A Quick Race for The Gold At Quicksilver Pro-Am

By Biz Eischen

Brandi, Laurel , and Raj
Copyright Carl Rossi

Reprinted with permission from www.EquiSearch.com

SAN JOSE , CA., 2003--There's no better way to separate the Pros from the Ams than the first three quarters of a mile in the annual Quicksilver Pro-Am Ride and Tie held at Almaden Quicksilver Park in San Jose , California . Cardiac Hill, a gnarly 800-foot climb, confronts competitors at the starting line and quickly weeds out the seasoned 100-milers from the weekend warriors as the runners ascend. If by chance there's any doubt of who's in winning shape after the first 5-mile loop, runners get to climb Cardiac Hill for a dreaded second time as they start the second loop of the 23-mile running and riding endurance event.

Proving once again that practice, experience, and hillwork pay off in the long (hilly) run, Ride and Tie veterans Tom Johnson and Mary Tiscornia on Albi handily won the Quicksilver Ride and Tie in 2 hours, 30 minutes, beating the second place team by 11 minutes. Albi, logging highest scores on two rigorous 12-point vet checks, was awarded best-conditioned horse.

Johnson and Tiscornia are experts in Ride and Tie, whether they team together or with an amateur. They know when to ride, when to tie and just how far they can push their horse to consistently win. At the 2002 World Championships in Truckee , CA , Johnson's Pro-Am team took third place overall and their mount, Zar Za Fire, was awarded best conditioned. Right behind Johnson at Truckee was Tiscornia, who finished fifth overall on Albi.

At Quicksilver, Johnson and Tiscornia applied basic textbook business strategy to win. Stay well ahead of the next two gold contenders and let them battle it out to the end.

The second place team of Pros John Osterweis (overall winner of the 2002 Quicksilver event) and Mark Richtman on Victor, finished just seconds ahead of the winning Pro-Am team of Laurie Wilson and Carrie Barrett on Cougar's Clown; both with a time of 2 hours, 41 minutes. This was Wilson 's ninth Quicksilver event and her fourth win in the Pro-Am category. Wilson, new mom and savvy competitor, is notorious for teaming with a first-time Ride and Tie partner and then winning the race.

Speed and strategy of the humans in a Ride and Tie is crucial, yet it's the mental and physical states of the horse which ultimately determine the outcome of a race. A horse who has a long history of endurance rides, best-conditioned awards, and race wins is a horse who knows how to pace himself, keep hydrated, stay sound, and excel to win.
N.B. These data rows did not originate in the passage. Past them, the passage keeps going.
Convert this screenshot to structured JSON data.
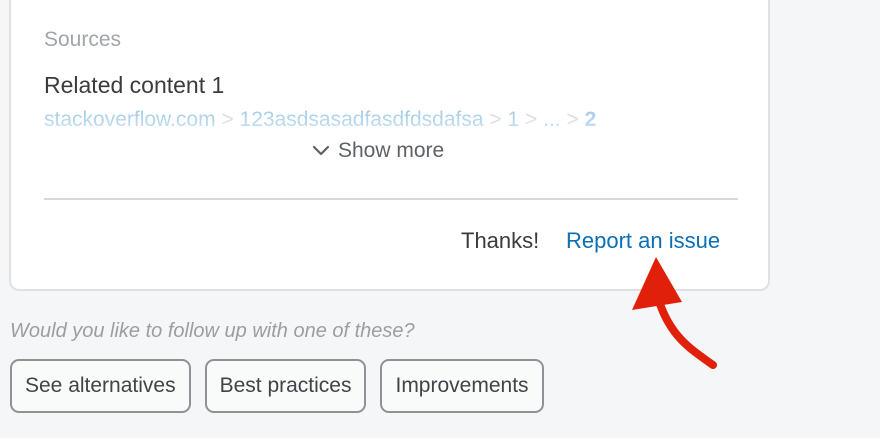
{
  "sources": {
    "label": "Sources",
    "items": [
      {
        "title": "Related content 1",
        "breadcrumb": {
          "domain": "stackoverflow.com",
          "path_1": "123asdsasadfasdfdsdafsa",
          "path_2": "1",
          "ellipsis": "...",
          "page": "2",
          "separator": ">"
        }
      }
    ],
    "show_more_label": "Show more",
    "show_more_icon": "chevron-down-icon"
  },
  "feedback": {
    "thanks_text": "Thanks!",
    "report_link_label": "Report an issue"
  },
  "annotation": {
    "arrow_color": "#e0200a"
  },
  "followup": {
    "prompt": "Would you like to follow up with one of these?",
    "suggestions": [
      "See alternatives",
      "Best practices",
      "Improvements"
    ]
  },
  "colors": {
    "link": "#0a6fb4",
    "text": "#3b3b3b",
    "muted": "#a1a5aa"
  }
}
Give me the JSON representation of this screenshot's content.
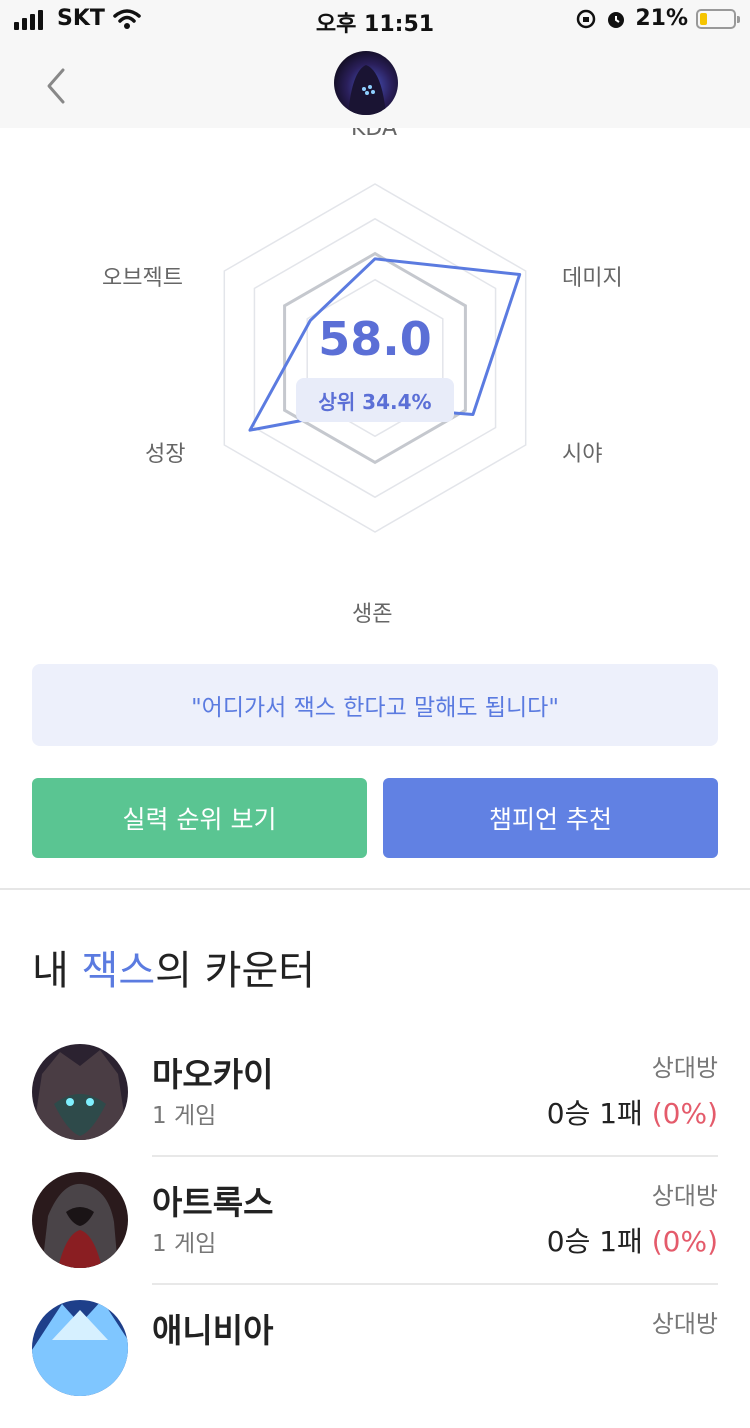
{
  "status_bar": {
    "carrier": "SKT",
    "time": "오후 11:51",
    "battery": "21%",
    "battery_level": 0.21
  },
  "header": {
    "back_icon": "chevron-left-icon",
    "avatar_icon": "champion-portrait"
  },
  "radar": {
    "labels": {
      "top": "KDA",
      "top_right": "데미지",
      "bottom_right": "시야",
      "bottom": "생존",
      "bottom_left": "성장",
      "top_left": "오브젝트"
    },
    "score": "58.0",
    "rank_text": "상위 34.4%",
    "values": {
      "kda": 0.57,
      "damage": 0.96,
      "vision": 0.65,
      "survival": 0.28,
      "growth": 0.83,
      "objective": 0.43
    },
    "colors": {
      "accent": "#5b7be0",
      "grid": "#e3e5ea",
      "mid": "#c5c8ce"
    }
  },
  "quote": "\"어디가서 잭스 한다고 말해도 됩니다\"",
  "buttons": {
    "rank": "실력 순위 보기",
    "recommend": "챔피언 추천"
  },
  "counters": {
    "title_prefix": "내 ",
    "title_champion": "잭스",
    "title_suffix": "의 카운터",
    "items": [
      {
        "name": "마오카이",
        "games": "1 게임",
        "opponent": "상대방",
        "record": "0승 1패",
        "rate": "(0%)"
      },
      {
        "name": "아트록스",
        "games": "1 게임",
        "opponent": "상대방",
        "record": "0승 1패",
        "rate": "(0%)"
      },
      {
        "name": "애니비아",
        "games": "",
        "opponent": "상대방",
        "record": "",
        "rate": ""
      }
    ]
  }
}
Third place finisher, Cougar's Clown, is a perfect example of a proven athlete. Hidden behind his name and friendly Paint coloring, Cougar's Clown is a very serious stealth endurance competitor. Having logged over 2,000 miles in 40 sanctioned endurance competitions since 1991, Clown consistently out-paces and out-performs the rest of the pack and quite often takes home the coveted best-conditioned award.

Several other notable finishers of the Quicksilver event span the young to the venerable. Caylin Trocha, who celebrated her seventh birthday the day of the event, and her veteran Ride and Tie Dad, Bob Trocha, ran and rode their horse KB to a sweeping victory over the grueling 5-mile loop short course. This was Caylin's second Ride and Tie and based on her huge smile, it looks like she's hooked.
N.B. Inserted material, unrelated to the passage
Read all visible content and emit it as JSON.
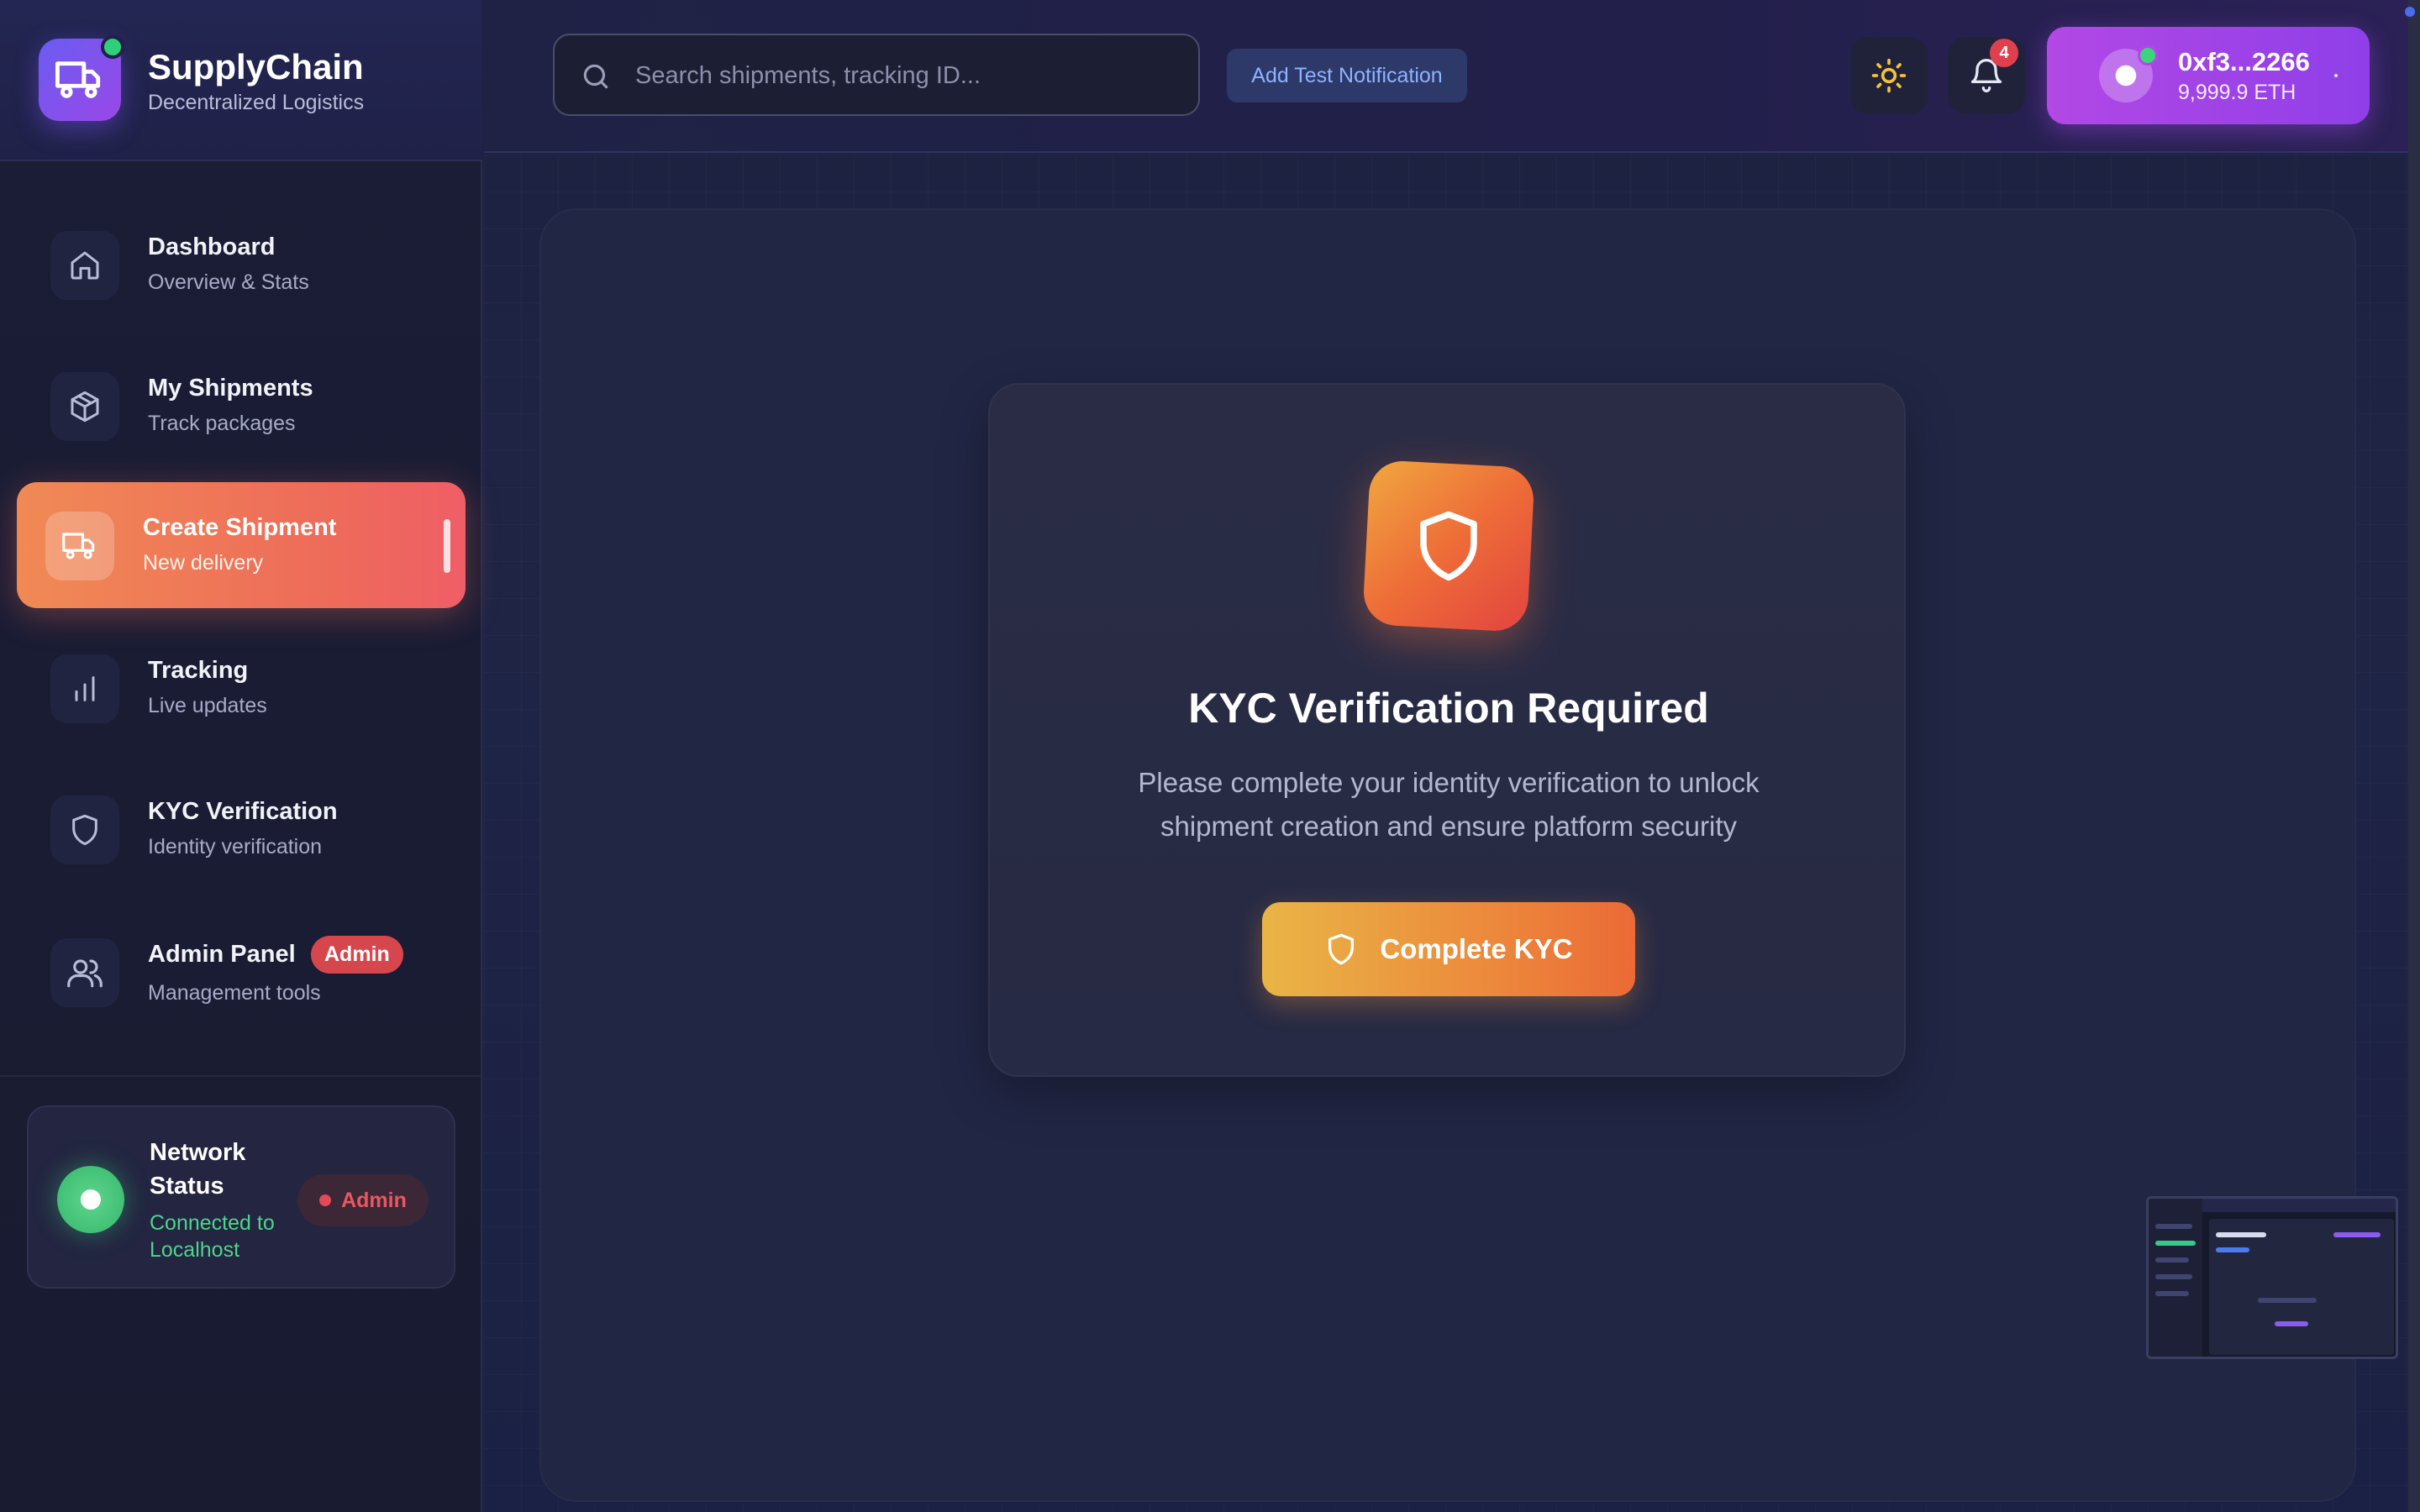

Meanwhile, forever young-at-heart endurance veterans, Warren Hellman and Jeff Townsend (who together claimed 110+ years combined at the World Championships) finished the Quicksilver course in the very respectable time of 2 hours, 55 minutes on another Ride and Tie veteran, 20-year-old Corky.

Warren Hellman and Corky

Copyright Biz Eischen

Much like other Ride and Tie events, the annual Quicksilver Ride and Tie continues to attract champions and rookies, the young and the not-so-young; some on new horses, others on ageless stars in the endurance circuit. Unlike most other equine events, Ride and Tie requires a concerted team effort to get all three team members around the course and across the finish line in good form.

Because of the team aspect of Ride and Tie and increasing interest in slightly wacky sports, it's easy to get rookies racing - if they know who to call to get started. The Ride and Tie association's formal mentor program helps newbies get into the sport, find training and racing partners, and find a horse. It's safe to say that all Quicksilver finishers are winners, some have just been winning longer.

For complete race results and more information on Ride and Tie, please visit the Ride and Tie website at www.rideandtie.org.


About the author:

Smitten with anything equine at an early age, Biz Eischen often mucked a neighbor's paddock in exchange for riding their Shetland ponies. Despite dogged determination to keep up with the older girls and to stay on the pony, Biz usually found herself bruised and alone running home after the wily mount. When she discovered Ride and Tie in 2002, Biz was a natural: she rides like crazy for a half mile and then spends the next half mile chasing the galloping horse on foot. And to think they made a sport out of a previous daily humiliation.